Increased security ensures safe Marian Days

Increased security ensures safe Marian Days
COPYRIGHT 2018 BY KOAM. ALL RIGHTS RESERVED. THIS MATERIAL MAY NOT BE PUBLISHED, BROADCAST, REWRITTEN OR REDISTRIBUTED.
marian11.jpg

The 38 th annual Marian Days kicks off this Friday.

The largest religious pilgrimage in North America marks a special year in 2015: the 40 th anniversary since the fall of Saigon.

Hosting the event triples the population of Carthage, MO. Special precautions are taken by Carthage police, way ahead of time.

“This year we started everything 24 hours earlier than we did last year, and we were already behind,” Carthage Police Chief Greg Dagnan said.

Because Vietnamese gangs were a limited problem in the past, the FBI sends a special Vietnamese linguist to the event to assist in any altercations that may arise. But beyond that, most problems at the event are illegal parking and disturbing of the peace.

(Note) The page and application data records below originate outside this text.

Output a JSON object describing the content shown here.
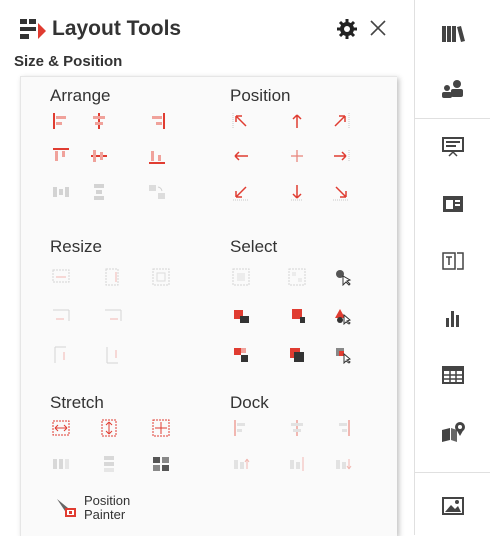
{
  "header": {
    "title": "Layout Tools",
    "icon": "layout-tools-icon",
    "gear_icon": "gear-icon",
    "close_icon": "close-icon"
  },
  "section": {
    "title": "Size & Position"
  },
  "groups": {
    "arrange": "Arrange",
    "position": "Position",
    "resize": "Resize",
    "select": "Select",
    "stretch": "Stretch",
    "dock": "Dock"
  },
  "painter": {
    "line1": "Position",
    "line2": "Painter"
  },
  "colors": {
    "accent": "#e03c31",
    "disabled": "#cfcfcf",
    "text": "#333333"
  }
}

Carthage holds a special court the Monday after the event so that citations can be addressed before festival-goers return home. Last year, 13 citations were served. Only one was a felony.

Part of the increased security that keeps the event in control is the enlisting of outside help. Carthage’s mayor can deputize officers from other agencies this one time a year.

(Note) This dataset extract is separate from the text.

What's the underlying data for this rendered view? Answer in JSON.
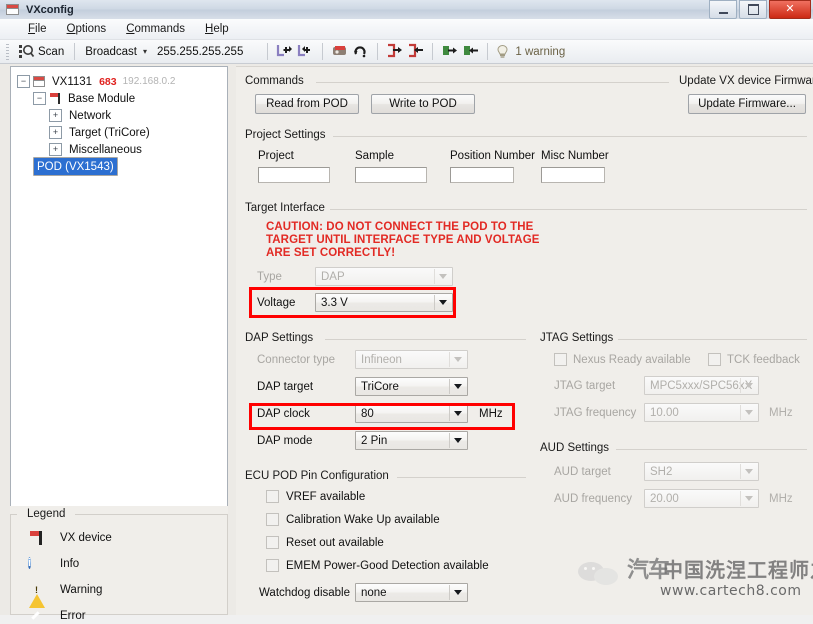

“We’re one of the few cities that has an ordinance that basically says the mayor can sign a paper and you’re a police officer. The reason we have that is Marian Days. I don’t want a Joplin officer coming over here and having no jurisdiction, I want him to have the same powers I have,” Dagnan said.

With children running in and out of tents and a steady flow of human traffic during the day, attendees feel safe with the frequent passing of patrol cars.

“People keep telling, you say, ‘Why are you here?’ and they’ll say ‘Well, I haven’t come for 5 or 6 years but I hear its safe again’,” Dagnan said.